> [Aim of the exercise]: Give the entries again, exactly as they stand.

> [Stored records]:

________________________________________

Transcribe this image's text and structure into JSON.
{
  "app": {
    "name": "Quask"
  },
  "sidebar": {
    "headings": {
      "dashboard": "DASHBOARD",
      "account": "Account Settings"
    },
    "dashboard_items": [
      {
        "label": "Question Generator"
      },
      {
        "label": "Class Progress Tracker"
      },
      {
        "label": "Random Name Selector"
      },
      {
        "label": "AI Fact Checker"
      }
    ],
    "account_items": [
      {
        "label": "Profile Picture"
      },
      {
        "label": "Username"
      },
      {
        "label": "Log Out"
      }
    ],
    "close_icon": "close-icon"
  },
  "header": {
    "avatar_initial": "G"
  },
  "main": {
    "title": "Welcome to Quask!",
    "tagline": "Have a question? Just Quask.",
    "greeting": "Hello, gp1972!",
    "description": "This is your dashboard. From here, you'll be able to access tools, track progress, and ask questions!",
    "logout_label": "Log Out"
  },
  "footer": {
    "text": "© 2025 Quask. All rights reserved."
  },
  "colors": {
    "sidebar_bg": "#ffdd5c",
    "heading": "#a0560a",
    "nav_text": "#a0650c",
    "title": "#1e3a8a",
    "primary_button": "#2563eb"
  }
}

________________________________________

> [Expected output]:
Transcribe this image's text and structure into JSON.
{
  "app": {
    "name": "Quask"
  },
  "sidebar": {
    "headings": {
      "dashboard": "DASHBOARD",
      "account": "Account Settings"
    },
    "dashboard_items": [
      {
        "label": "Question Generator"
      },
      {
        "label": "Class Progress Tracker"
      },
      {
        "label": "Random Name Selector"
      },
      {
        "label": "AI Fact Checker"
      }
    ],
    "account_items": [
      {
        "label": "Profile Picture"
      },
      {
        "label": "Username"
      },
      {
        "label": "Log Out"
      }
    ],
    "close_icon": "close-icon"
  },
  "header": {
    "avatar_initial": "G"
  },
  "main": {
    "title": "Welcome to Quask!",
    "tagline": "Have a question? Just Quask.",
    "greeting": "Hello, gp1972!",
    "description": "This is your dashboard. From here, you'll be able to access tools, track progress, and ask questions!",
    "logout_label": "Log Out"
  },
  "footer": {
    "text": "© 2025 Quask. All rights reserved."
  },
  "colors": {
    "sidebar_bg": "#ffdd5c",
    "heading": "#a0560a",
    "nav_text": "#a0650c",
    "title": "#1e3a8a",
    "primary_button": "#2563eb"
  }
}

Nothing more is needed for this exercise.